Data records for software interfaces
· · ·

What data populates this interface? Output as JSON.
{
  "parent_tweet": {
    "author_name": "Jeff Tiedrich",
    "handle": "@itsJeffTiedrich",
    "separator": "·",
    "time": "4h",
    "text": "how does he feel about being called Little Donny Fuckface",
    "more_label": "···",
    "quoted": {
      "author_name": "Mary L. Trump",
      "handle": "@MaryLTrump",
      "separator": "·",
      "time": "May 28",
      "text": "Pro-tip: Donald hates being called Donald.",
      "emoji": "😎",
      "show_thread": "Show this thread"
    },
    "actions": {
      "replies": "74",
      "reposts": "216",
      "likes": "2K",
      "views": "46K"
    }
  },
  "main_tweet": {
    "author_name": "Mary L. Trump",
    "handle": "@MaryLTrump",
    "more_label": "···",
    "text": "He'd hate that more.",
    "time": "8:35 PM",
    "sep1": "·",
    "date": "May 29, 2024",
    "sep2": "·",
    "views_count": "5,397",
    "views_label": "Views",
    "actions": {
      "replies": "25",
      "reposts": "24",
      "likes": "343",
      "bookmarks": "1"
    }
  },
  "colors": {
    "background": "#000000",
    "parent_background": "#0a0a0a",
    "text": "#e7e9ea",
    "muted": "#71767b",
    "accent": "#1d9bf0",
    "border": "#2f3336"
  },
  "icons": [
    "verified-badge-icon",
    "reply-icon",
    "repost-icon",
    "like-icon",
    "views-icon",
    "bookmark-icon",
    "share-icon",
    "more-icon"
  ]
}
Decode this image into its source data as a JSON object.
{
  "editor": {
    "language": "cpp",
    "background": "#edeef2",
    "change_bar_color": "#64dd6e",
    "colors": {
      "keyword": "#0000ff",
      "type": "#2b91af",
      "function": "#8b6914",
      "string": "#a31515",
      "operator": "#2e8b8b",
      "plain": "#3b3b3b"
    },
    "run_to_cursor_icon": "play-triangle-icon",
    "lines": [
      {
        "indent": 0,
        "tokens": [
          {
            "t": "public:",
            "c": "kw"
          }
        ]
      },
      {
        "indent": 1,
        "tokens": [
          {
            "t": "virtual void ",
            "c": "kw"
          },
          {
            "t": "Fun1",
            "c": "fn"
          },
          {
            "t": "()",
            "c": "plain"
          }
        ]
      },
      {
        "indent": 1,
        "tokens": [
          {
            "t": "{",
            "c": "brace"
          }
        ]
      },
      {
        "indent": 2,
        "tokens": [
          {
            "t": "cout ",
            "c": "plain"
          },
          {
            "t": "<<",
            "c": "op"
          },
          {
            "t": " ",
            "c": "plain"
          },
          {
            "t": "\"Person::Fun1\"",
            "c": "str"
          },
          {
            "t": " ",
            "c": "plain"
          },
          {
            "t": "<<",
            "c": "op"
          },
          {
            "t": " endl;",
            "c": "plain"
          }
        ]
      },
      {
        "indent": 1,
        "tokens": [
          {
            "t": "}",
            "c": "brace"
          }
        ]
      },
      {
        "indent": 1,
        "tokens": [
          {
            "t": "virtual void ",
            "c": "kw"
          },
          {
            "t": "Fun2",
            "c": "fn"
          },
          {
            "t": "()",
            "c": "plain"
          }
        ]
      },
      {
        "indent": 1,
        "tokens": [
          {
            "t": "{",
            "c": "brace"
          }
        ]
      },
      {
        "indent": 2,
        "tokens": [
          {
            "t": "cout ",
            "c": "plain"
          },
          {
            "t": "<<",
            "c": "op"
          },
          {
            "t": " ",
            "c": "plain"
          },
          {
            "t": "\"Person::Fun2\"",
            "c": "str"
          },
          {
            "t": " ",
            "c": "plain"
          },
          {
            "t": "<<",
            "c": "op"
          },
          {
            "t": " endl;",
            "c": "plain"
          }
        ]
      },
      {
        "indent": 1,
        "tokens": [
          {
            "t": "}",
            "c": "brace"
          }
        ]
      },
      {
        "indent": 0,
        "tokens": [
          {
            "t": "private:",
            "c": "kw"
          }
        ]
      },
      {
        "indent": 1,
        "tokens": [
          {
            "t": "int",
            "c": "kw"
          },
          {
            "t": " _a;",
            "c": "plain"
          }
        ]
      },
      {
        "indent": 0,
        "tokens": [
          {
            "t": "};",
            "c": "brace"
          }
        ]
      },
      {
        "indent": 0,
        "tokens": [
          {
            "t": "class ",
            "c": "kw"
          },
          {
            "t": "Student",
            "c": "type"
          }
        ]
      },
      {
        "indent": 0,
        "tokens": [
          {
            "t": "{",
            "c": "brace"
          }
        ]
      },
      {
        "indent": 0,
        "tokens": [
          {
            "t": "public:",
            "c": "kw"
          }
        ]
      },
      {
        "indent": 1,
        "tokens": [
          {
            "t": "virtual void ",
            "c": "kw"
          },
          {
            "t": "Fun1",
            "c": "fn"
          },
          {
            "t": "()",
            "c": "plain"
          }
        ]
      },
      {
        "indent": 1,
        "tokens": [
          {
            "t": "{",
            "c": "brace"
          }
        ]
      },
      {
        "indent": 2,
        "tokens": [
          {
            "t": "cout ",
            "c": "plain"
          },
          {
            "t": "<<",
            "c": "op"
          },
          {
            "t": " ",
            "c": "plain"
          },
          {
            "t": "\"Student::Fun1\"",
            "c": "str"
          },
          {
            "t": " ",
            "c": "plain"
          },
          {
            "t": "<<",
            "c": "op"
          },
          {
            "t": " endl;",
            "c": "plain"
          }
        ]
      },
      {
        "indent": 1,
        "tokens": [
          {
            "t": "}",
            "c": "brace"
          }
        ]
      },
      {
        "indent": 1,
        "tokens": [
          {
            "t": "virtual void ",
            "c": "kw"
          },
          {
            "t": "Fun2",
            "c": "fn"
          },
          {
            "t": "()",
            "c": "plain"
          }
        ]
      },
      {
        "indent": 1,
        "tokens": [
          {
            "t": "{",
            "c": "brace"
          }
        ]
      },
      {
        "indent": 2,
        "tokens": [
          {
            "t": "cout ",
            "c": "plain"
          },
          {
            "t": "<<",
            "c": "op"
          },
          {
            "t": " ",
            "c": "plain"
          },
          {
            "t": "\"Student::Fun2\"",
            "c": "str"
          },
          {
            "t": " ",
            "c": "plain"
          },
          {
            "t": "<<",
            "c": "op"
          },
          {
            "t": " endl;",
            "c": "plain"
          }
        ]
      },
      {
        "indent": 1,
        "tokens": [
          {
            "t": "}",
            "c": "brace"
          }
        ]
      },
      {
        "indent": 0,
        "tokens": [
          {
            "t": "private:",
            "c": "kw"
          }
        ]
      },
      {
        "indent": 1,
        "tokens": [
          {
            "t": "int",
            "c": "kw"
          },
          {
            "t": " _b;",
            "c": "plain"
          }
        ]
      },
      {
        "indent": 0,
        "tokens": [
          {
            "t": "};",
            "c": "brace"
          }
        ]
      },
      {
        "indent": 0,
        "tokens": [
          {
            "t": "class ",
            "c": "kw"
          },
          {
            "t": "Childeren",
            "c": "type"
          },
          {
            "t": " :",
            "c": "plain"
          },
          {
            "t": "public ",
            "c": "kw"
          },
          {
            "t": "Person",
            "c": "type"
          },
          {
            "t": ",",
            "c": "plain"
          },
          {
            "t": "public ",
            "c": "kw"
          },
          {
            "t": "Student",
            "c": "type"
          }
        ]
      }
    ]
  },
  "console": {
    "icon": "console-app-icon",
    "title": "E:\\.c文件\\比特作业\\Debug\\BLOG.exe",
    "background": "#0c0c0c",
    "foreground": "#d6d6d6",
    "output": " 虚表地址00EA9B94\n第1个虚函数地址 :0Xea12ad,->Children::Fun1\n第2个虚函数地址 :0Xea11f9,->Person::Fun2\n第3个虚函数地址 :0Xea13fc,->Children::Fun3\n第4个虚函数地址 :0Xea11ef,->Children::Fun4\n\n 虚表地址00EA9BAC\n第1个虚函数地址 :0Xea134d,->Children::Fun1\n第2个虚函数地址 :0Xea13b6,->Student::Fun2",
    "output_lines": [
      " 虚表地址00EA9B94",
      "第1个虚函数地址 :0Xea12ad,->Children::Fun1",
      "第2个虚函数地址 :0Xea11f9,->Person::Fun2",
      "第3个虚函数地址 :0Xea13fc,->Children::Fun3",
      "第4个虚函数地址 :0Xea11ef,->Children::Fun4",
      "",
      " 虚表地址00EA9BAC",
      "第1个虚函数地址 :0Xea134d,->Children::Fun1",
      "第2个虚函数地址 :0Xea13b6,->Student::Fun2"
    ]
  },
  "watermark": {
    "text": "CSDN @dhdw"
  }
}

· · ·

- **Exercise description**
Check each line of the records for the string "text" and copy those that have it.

- **Answer area**
    "text": "how does he feel about being called Little Donny Fuckface",
      "text": "Pro-tip: Donald hates being called Donald.",
    "text": "He'd hate that more.",
    "text": "#e7e9ea",
    "text": "CSDN @dhdw"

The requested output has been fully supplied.